**Goal of the exercise:** Find each line of the entries with the string "Slave", please, and copy it.
:: Data records ::
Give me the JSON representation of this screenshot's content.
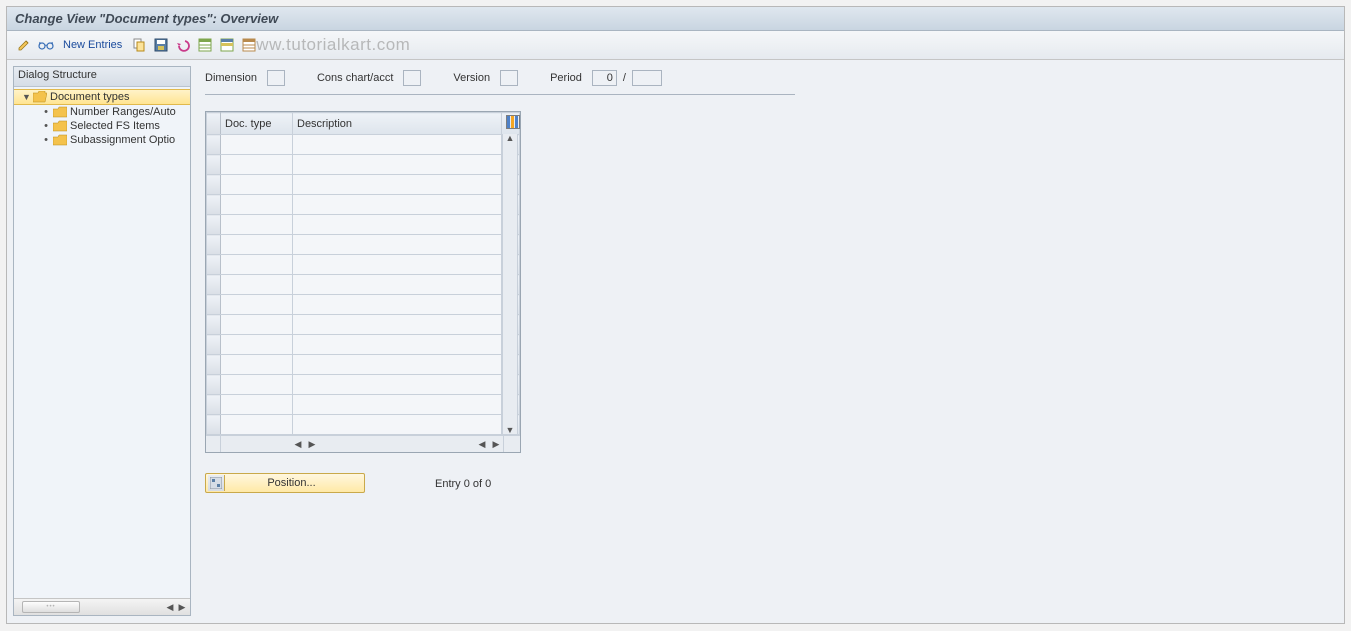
{
  "titlebar": {
    "title": "Change View \"Document types\": Overview"
  },
  "toolbar": {
    "new_entries_label": "New Entries",
    "watermark": "ww.tutorialkart.com"
  },
  "left": {
    "header": "Dialog Structure",
    "root": "Document types",
    "children": [
      "Number Ranges/Auto",
      "Selected FS Items",
      "Subassignment Optio"
    ]
  },
  "filters": {
    "dimension_label": "Dimension",
    "dimension_value": "",
    "conschart_label": "Cons chart/acct",
    "conschart_value": "",
    "version_label": "Version",
    "version_value": "",
    "period_label": "Period",
    "period_value": "0",
    "period_sep": "/",
    "period_sub": ""
  },
  "grid": {
    "col1": "Doc. type",
    "col2": "Description",
    "row_count": 15
  },
  "bottom": {
    "position_label": "Position...",
    "entry_text": "Entry 0 of 0"
  }
}
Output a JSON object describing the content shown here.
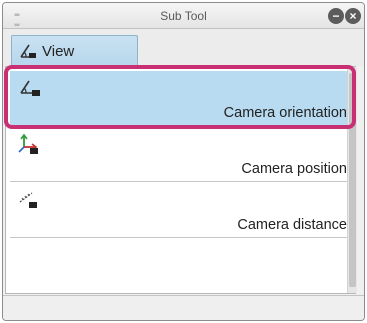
{
  "window": {
    "title": "Sub Tool",
    "grip_icon": "grip-icon",
    "minimize_icon": "minimize-icon",
    "close_icon": "close-icon",
    "minimize_glyph": "−",
    "close_glyph": "×"
  },
  "tabs": [
    {
      "label": "View",
      "icon": "view-angle-icon",
      "active": true
    }
  ],
  "tools": [
    {
      "label": "Camera orientation",
      "icon": "camera-orientation-icon",
      "selected": true
    },
    {
      "label": "Camera position",
      "icon": "camera-position-icon",
      "selected": false
    },
    {
      "label": "Camera distance",
      "icon": "camera-distance-icon",
      "selected": false
    }
  ],
  "colors": {
    "selection": "#b9dbf2",
    "highlight_border": "#c92f73",
    "tab_active": "#bcd9ee"
  }
}
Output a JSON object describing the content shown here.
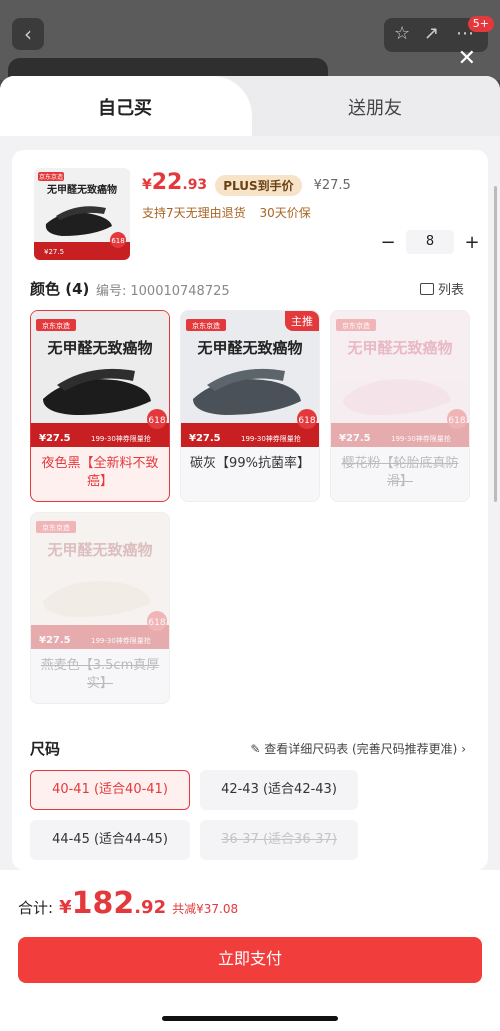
{
  "background": {
    "back_icon": "chevron-left-icon",
    "star_icon": "star-icon",
    "share_icon": "share-icon",
    "more_icon": "more-icon",
    "badge": "5+",
    "close_icon": "close-icon"
  },
  "tabs": [
    {
      "label": "自己买",
      "active": true
    },
    {
      "label": "送朋友",
      "active": false
    }
  ],
  "product": {
    "price_symbol": "¥",
    "price_int": "22",
    "price_dec": ".93",
    "plus_label": "PLUS到手价",
    "original_price": "¥27.5",
    "policy_return": "支持7天无理由退货",
    "policy_price": "30天价保",
    "quantity": "8",
    "minus": "−",
    "plus": "+"
  },
  "color_section": {
    "title": "颜色 (4)",
    "sku_label": "编号:",
    "sku_value": "100010748725",
    "list_label": "列表",
    "items": [
      {
        "label": "夜色黑【全新料不致癌】",
        "selected": true,
        "disabled": false,
        "tag": ""
      },
      {
        "label": "碳灰【99%抗菌率】",
        "selected": false,
        "disabled": false,
        "tag": "主推"
      },
      {
        "label": "樱花粉【轮胎底真防滑】",
        "selected": false,
        "disabled": true,
        "tag": ""
      },
      {
        "label": "燕麦色【3.5cm真厚实】",
        "selected": false,
        "disabled": true,
        "tag": ""
      }
    ]
  },
  "size_section": {
    "title": "尺码",
    "link": "查看详细尺码表 (完善尺码推荐更准)",
    "items": [
      {
        "label": "40-41 (适合40-41)",
        "selected": true,
        "disabled": false
      },
      {
        "label": "42-43 (适合42-43)",
        "selected": false,
        "disabled": false
      },
      {
        "label": "44-45 (适合44-45)",
        "selected": false,
        "disabled": false
      },
      {
        "label": "36-37 (适合36-37)",
        "selected": false,
        "disabled": true
      }
    ]
  },
  "footer": {
    "total_label": "合计:",
    "total_symbol": "¥",
    "total_int": "182",
    "total_dec": ".92",
    "saved": "共减¥37.08",
    "pay_button": "立即支付"
  },
  "colors": {
    "accent": "#e4393c",
    "plus_bg": "#f6e3c8",
    "policy": "#a86424"
  },
  "promo_image_text": {
    "banner": "无甲醛无致癌物",
    "store": "京东京造",
    "badge": "618",
    "price": "¥27.5",
    "coupon": "199-30神券限量抢"
  }
}
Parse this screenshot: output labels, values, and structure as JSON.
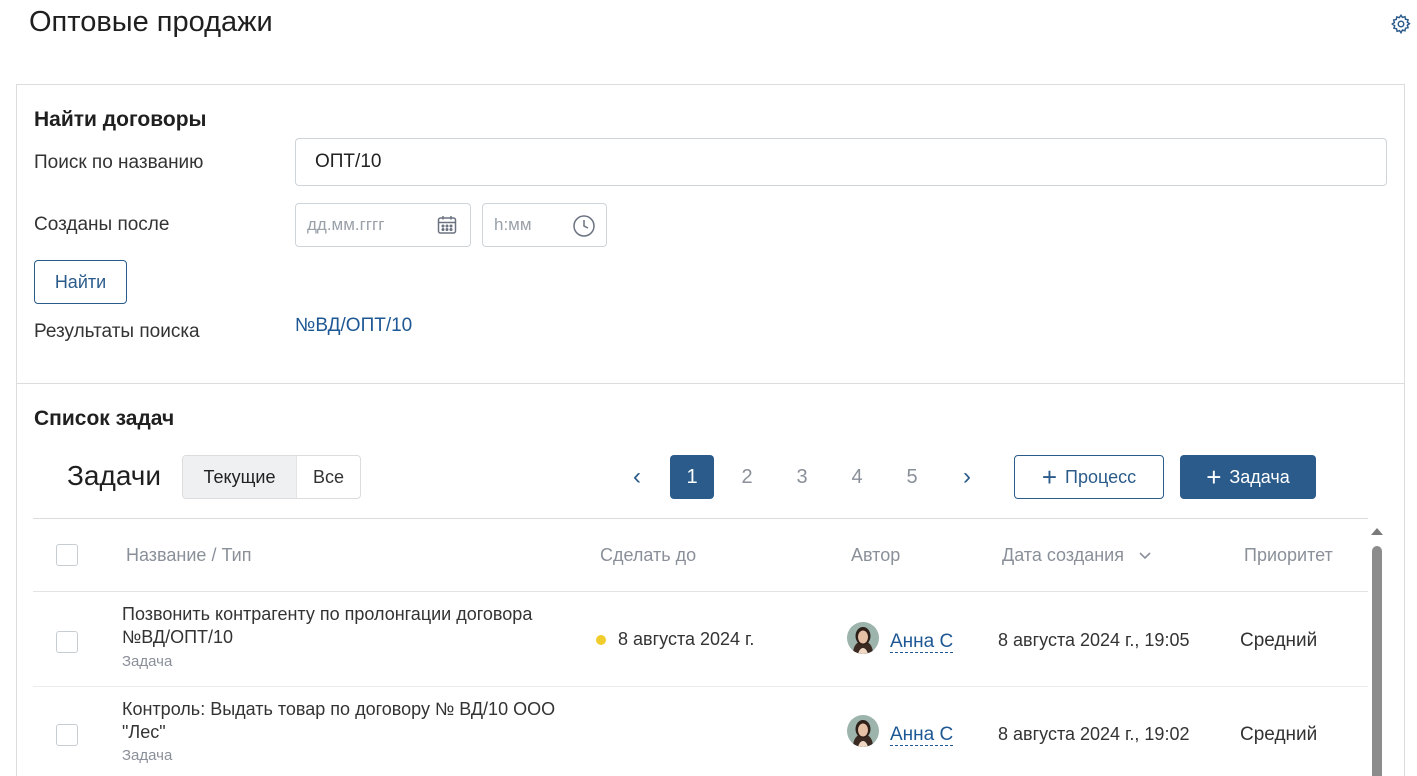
{
  "page": {
    "title": "Оптовые продажи",
    "settings_icon": "gear-icon"
  },
  "search": {
    "section_title": "Найти договоры",
    "name_label": "Поиск по названию",
    "name_value": "ОПТ/10",
    "created_after_label": "Созданы после",
    "date_placeholder": "дд.мм.гггг",
    "time_placeholder": "h:мм",
    "date_icon": "calendar-icon",
    "time_icon": "clock-icon",
    "find_button": "Найти",
    "results_label": "Результаты поиска",
    "result_link": "№ВД/ОПТ/10"
  },
  "tasks": {
    "section_title": "Список задач",
    "heading": "Задачи",
    "filter_current": "Текущие",
    "filter_all": "Все",
    "pagination": {
      "prev": "‹",
      "next": "›",
      "pages": [
        "1",
        "2",
        "3",
        "4",
        "5"
      ],
      "current": "1"
    },
    "process_button": "Процесс",
    "task_button": "Задача",
    "columns": {
      "name": "Название / Тип",
      "due": "Сделать до",
      "author": "Автор",
      "created": "Дата создания",
      "priority": "Приоритет"
    },
    "rows": [
      {
        "name": "Позвонить контрагенту по пролонгации договора №ВД/ОПТ/10",
        "type": "Задача",
        "due": "8 августа 2024 г.",
        "author": "Анна С",
        "created": "8 августа 2024 г., 19:05",
        "priority": "Средний"
      },
      {
        "name": "Контроль: Выдать товар по договору № ВД/10 ООО \"Лес\"",
        "type": "Задача",
        "due": "",
        "author": "Анна С",
        "created": "8 августа 2024 г., 19:02",
        "priority": "Средний"
      }
    ]
  },
  "colors": {
    "primary": "#2b5b8a",
    "link": "#1e5894",
    "due_dot": "#f0cd2b"
  }
}
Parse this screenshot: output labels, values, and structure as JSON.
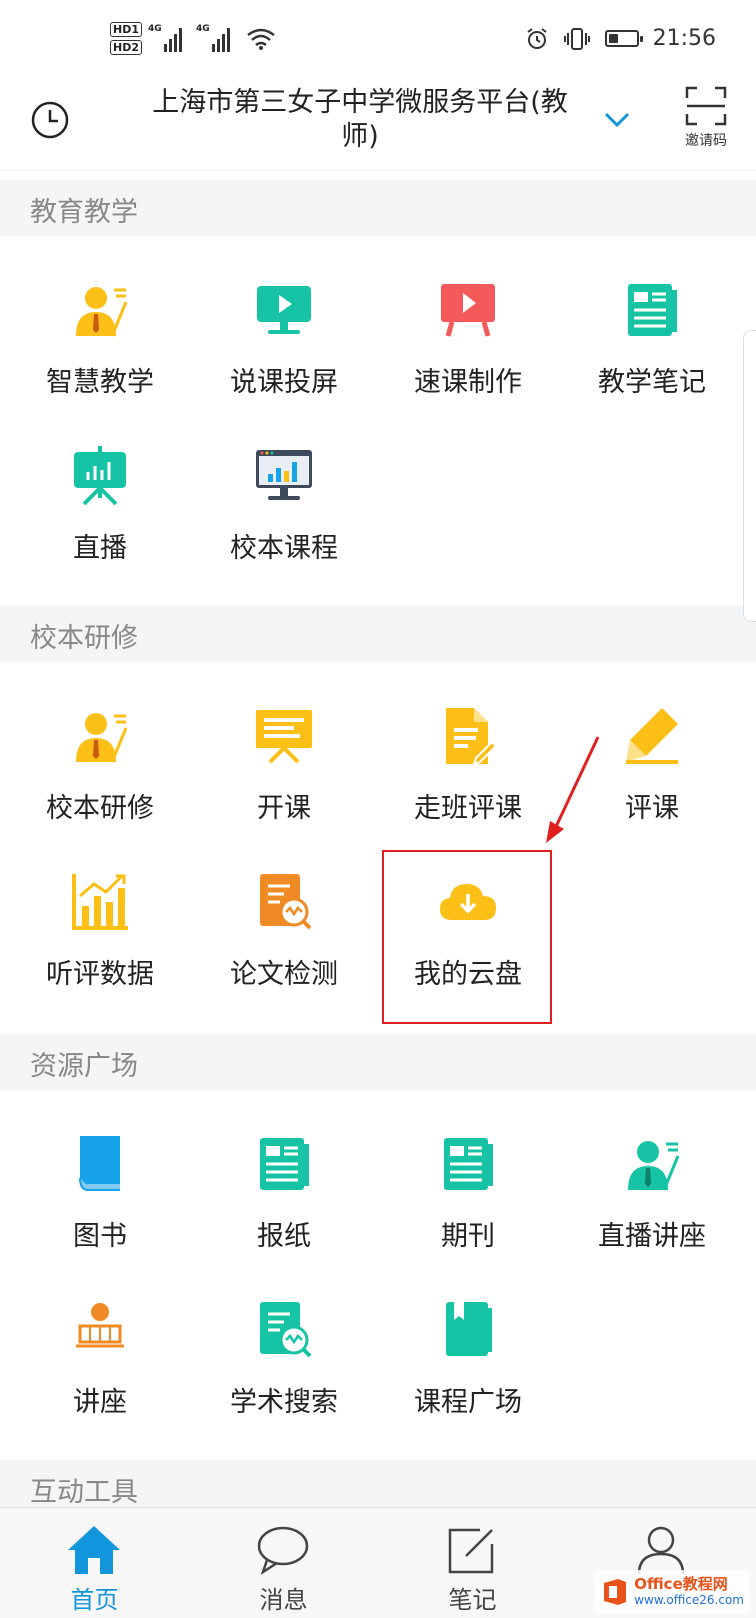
{
  "status_bar": {
    "hd1": "HD1",
    "hd2": "HD2",
    "net1": "4G",
    "net2": "4G",
    "time": "21:56",
    "battery_level": 0.35
  },
  "header": {
    "title_line1": "上海市第三女子中学微服务平台(教",
    "title_line2": "师)",
    "scan_label": "邀请码",
    "accent": "#1296db"
  },
  "sections": [
    {
      "title": "教育教学",
      "items": [
        {
          "label": "智慧教学",
          "icon": "teacher-icon"
        },
        {
          "label": "说课投屏",
          "icon": "screen-play-icon"
        },
        {
          "label": "速课制作",
          "icon": "easel-play-icon"
        },
        {
          "label": "教学笔记",
          "icon": "notes-icon"
        },
        {
          "label": "直播",
          "icon": "live-board-icon"
        },
        {
          "label": "校本课程",
          "icon": "monitor-chart-icon"
        }
      ]
    },
    {
      "title": "校本研修",
      "items": [
        {
          "label": "校本研修",
          "icon": "teacher-icon"
        },
        {
          "label": "开课",
          "icon": "presentation-icon"
        },
        {
          "label": "走班评课",
          "icon": "document-edit-icon"
        },
        {
          "label": "评课",
          "icon": "pencil-icon"
        },
        {
          "label": "听评数据",
          "icon": "bar-chart-icon"
        },
        {
          "label": "论文检测",
          "icon": "paper-check-icon"
        },
        {
          "label": "我的云盘",
          "icon": "cloud-download-icon"
        }
      ]
    },
    {
      "title": "资源广场",
      "items": [
        {
          "label": "图书",
          "icon": "book-icon"
        },
        {
          "label": "报纸",
          "icon": "newspaper-icon"
        },
        {
          "label": "期刊",
          "icon": "journal-icon"
        },
        {
          "label": "直播讲座",
          "icon": "lecturer-icon"
        },
        {
          "label": "讲座",
          "icon": "podium-icon"
        },
        {
          "label": "学术搜索",
          "icon": "doc-search-icon"
        },
        {
          "label": "课程广场",
          "icon": "bookmark-book-icon"
        }
      ]
    },
    {
      "title": "互动工具",
      "items": []
    }
  ],
  "tabbar": {
    "items": [
      {
        "label": "首页",
        "icon": "home-icon",
        "active": true
      },
      {
        "label": "消息",
        "icon": "chat-bubble-icon",
        "active": false
      },
      {
        "label": "笔记",
        "icon": "note-edit-icon",
        "active": false
      },
      {
        "label": "",
        "icon": "user-icon",
        "active": false
      }
    ]
  },
  "watermark": {
    "line1": "Office教程网",
    "line2": "www.office26.com"
  },
  "colors": {
    "teal": "#17c3a5",
    "yellow": "#fcbf16",
    "red": "#f45a5a",
    "blue": "#16a3ea",
    "orange": "#f08a24",
    "highlight": "#e02020"
  }
}
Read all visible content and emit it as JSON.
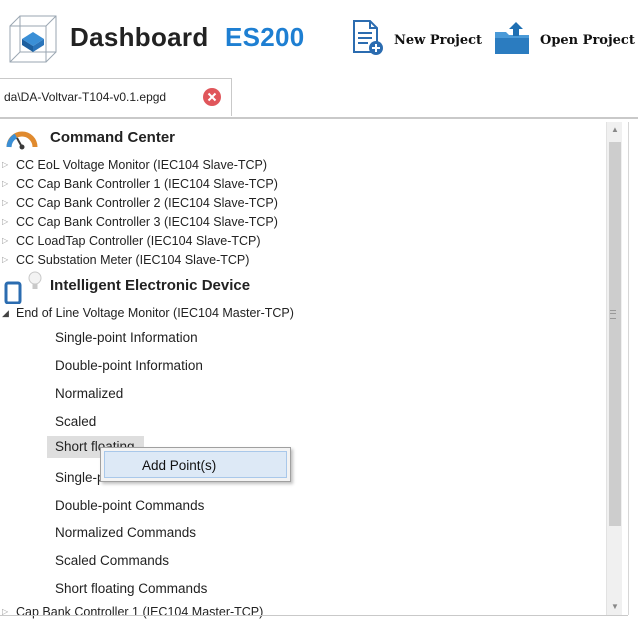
{
  "header": {
    "title": "Dashboard",
    "product": "ES200",
    "new_project_label": "New Project",
    "open_project_label": "Open Project"
  },
  "tab": {
    "label": "da\\DA-Voltvar-T104-v0.1.epgd"
  },
  "command_center": {
    "title": "Command Center",
    "items": [
      "CC EoL Voltage Monitor (IEC104 Slave-TCP)",
      "CC Cap Bank Controller 1 (IEC104 Slave-TCP)",
      "CC Cap Bank Controller 2 (IEC104 Slave-TCP)",
      "CC Cap Bank Controller 3 (IEC104 Slave-TCP)",
      "CC LoadTap Controller (IEC104 Slave-TCP)",
      "CC Substation Meter (IEC104 Slave-TCP)"
    ]
  },
  "ied": {
    "title": "Intelligent Electronic Device",
    "expanded_item": "End of Line Voltage Monitor (IEC104 Master-TCP)",
    "children": [
      "Single-point Information",
      "Double-point Information",
      "Normalized",
      "Scaled",
      "Short floating",
      "Single-point Commands",
      "Double-point Commands",
      "Normalized Commands",
      "Scaled Commands",
      "Short floating Commands"
    ],
    "next_item": "Cap Bank Controller 1 (IEC104 Master-TCP)"
  },
  "context_menu": {
    "add_points_label": "Add Point(s)"
  },
  "icons": {
    "logo": "cube-logo-icon",
    "new_project": "new-document-icon",
    "open_project": "open-folder-icon",
    "tab_close": "close-circle-icon",
    "command_center": "gauge-icon",
    "ied": "device-lightbulb-icon",
    "collapsed": "triangle-right-icon",
    "expanded": "triangle-down-icon"
  },
  "colors": {
    "accent": "#1e7fd2",
    "close": "#e0565b",
    "menu_highlight": "#dde9f6"
  }
}
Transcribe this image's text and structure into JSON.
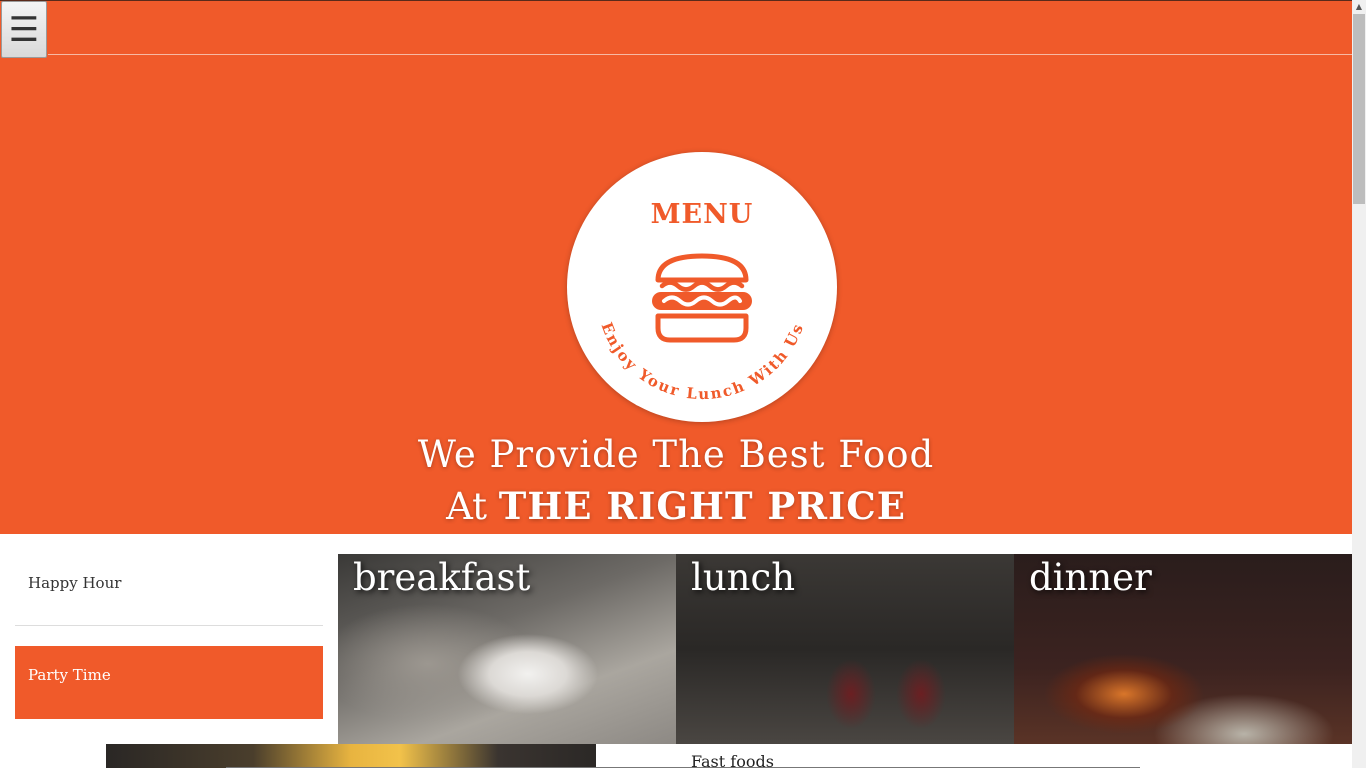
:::
**Reply to the task:**
      "CC EoL Voltage Monitor (IEC104 Slave-TCP)",
      "CC Cap Bank Controller 1 (IEC104 Slave-TCP)",
      "CC Cap Bank Controller 2 (IEC104 Slave-TCP)",
      "CC Cap Bank Controller 3 (IEC104 Slave-TCP)",
      "CC LoadTap Controller (IEC104 Slave-TCP)",
      "CC Substation Meter (IEC104 Slave-TCP)"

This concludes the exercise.